Feb. 28, 2013
The following is a Statement of
Matthew L. Myers
, President, Campaign for Tobacco-Free Kids:
A study published today by researchers at the Centers for Disease Control and Prevention (CDC) shows a significant increase in awareness and use of electronic cigarettes, which are not currently regulated by any government agency to protect public health. Manufacturers have exploited this regulatory loophole to aggressively market e-cigarettes, often with claims that they can help smokers quit or that they are a safe alternative to traditional cigarettes. Due to the lack of regulation, no one knows how much nicotine and other substances are in the different e-cigarettes, and manufacturers have not had to provide any scientific evidence to support their claims or to comply with public health regulations intended to protect consumers from deceptive claims.
The growing use of e-cigarettes and the unproven health claims being made about them underscore the need for the Food and Drug Administration to quickly assert authority over all tobacco products, including e-cigarettes.
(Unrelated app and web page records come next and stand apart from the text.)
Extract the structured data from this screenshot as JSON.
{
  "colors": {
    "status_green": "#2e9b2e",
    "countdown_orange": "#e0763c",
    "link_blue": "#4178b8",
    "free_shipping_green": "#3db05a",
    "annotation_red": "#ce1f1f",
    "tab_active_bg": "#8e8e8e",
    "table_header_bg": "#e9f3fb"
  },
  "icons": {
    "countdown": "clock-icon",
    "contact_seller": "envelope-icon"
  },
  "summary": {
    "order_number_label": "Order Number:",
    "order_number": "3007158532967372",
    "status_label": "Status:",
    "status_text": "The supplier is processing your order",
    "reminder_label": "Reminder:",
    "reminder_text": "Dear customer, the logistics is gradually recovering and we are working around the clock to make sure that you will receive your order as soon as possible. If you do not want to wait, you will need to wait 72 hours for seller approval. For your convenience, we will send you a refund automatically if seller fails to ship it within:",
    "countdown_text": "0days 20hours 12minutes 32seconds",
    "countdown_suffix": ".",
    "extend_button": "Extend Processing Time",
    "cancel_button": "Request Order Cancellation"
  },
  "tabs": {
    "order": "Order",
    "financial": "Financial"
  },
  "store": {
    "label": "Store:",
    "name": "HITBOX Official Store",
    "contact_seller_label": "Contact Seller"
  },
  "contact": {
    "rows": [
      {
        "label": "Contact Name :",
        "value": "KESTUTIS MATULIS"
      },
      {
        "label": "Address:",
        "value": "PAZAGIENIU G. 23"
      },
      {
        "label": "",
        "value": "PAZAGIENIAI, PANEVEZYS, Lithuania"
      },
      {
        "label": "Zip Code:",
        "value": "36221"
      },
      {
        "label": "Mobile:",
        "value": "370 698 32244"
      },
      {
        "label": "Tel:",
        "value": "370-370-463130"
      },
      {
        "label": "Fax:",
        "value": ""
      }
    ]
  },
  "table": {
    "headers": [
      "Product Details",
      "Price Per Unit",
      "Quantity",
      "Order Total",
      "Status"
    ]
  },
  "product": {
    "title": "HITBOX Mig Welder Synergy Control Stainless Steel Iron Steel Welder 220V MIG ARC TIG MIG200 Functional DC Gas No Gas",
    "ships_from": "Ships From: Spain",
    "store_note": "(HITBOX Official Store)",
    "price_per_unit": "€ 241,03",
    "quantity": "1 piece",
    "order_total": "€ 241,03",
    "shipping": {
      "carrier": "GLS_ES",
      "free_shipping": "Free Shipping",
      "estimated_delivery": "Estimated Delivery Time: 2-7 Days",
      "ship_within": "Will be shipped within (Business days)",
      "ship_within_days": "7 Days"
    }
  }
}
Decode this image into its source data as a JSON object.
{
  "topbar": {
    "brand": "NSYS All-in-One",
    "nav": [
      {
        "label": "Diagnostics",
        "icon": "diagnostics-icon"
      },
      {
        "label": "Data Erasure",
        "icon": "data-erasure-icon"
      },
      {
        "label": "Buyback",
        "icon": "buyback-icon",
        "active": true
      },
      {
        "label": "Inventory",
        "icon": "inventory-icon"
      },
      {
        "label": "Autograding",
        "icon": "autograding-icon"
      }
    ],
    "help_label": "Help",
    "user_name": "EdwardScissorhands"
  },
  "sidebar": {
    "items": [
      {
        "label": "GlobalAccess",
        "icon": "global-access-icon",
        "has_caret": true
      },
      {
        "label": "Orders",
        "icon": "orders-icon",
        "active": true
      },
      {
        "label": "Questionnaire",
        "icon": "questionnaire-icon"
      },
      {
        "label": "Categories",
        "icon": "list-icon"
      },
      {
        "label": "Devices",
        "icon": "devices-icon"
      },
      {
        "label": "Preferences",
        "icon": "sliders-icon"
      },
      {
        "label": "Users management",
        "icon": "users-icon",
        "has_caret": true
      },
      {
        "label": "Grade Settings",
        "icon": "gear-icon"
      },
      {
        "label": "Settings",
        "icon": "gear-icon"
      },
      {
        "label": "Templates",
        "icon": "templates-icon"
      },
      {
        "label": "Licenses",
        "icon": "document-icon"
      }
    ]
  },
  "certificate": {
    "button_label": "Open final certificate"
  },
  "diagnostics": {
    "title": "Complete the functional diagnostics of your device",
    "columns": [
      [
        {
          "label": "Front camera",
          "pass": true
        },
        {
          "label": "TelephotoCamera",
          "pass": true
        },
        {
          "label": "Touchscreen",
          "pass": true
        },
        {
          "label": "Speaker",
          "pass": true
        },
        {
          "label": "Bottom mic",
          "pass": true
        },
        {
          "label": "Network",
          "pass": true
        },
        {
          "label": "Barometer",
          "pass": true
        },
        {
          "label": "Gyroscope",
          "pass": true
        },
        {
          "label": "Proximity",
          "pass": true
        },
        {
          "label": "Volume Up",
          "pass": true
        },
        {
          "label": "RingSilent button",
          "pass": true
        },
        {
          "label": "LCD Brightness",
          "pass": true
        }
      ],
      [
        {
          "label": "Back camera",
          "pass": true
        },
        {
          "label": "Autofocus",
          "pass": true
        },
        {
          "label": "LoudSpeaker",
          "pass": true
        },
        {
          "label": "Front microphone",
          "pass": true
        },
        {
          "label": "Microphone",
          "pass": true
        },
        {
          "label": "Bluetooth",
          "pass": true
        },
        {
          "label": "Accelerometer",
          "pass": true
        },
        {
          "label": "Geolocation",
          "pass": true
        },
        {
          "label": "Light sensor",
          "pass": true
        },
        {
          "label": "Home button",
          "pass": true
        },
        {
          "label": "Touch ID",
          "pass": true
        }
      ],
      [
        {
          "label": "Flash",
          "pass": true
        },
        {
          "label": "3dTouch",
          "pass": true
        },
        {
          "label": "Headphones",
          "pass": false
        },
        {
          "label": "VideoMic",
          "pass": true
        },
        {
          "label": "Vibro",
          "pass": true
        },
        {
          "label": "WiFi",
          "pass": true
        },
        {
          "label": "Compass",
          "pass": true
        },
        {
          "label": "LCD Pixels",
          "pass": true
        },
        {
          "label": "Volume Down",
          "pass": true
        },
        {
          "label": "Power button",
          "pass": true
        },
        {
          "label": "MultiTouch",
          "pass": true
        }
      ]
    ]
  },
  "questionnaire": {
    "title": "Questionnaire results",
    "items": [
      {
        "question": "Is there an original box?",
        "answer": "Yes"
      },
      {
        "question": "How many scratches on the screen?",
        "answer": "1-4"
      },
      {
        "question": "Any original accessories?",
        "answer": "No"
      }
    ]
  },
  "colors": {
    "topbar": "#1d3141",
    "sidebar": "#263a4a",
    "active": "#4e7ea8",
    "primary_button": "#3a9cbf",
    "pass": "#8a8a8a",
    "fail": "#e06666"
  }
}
The FDA announced in
that it intended to do so, but over two years later, it has yet to act. The landmark 2009 tobacco regulation law directed the FDA to regulate cigarettes, smokeless tobacco, cigarette tobacco and roll-your-own tobacco. The law authorized the agency to extend its authority to all other tobacco products.
The FDA must act quickly to close gaps and loopholes in the law and ensure that all tobacco products and products that claim to help smokers quit are regulated to protect public health. If e-cigarette manufacturers want to claim that their products can help smokers quit, they should be subject to the same rigorous scientific review as other smoking cessation products. If they want to claim that e-cigarettes are a healthier alternative to other tobacco products, they should follow the process established by the 2009 law for doing so. The law establishes safeguards to ensure that such claims are supported by science and don't do more harm than good by encouraging kids to start using tobacco or discouraging current tobacco users from quitting.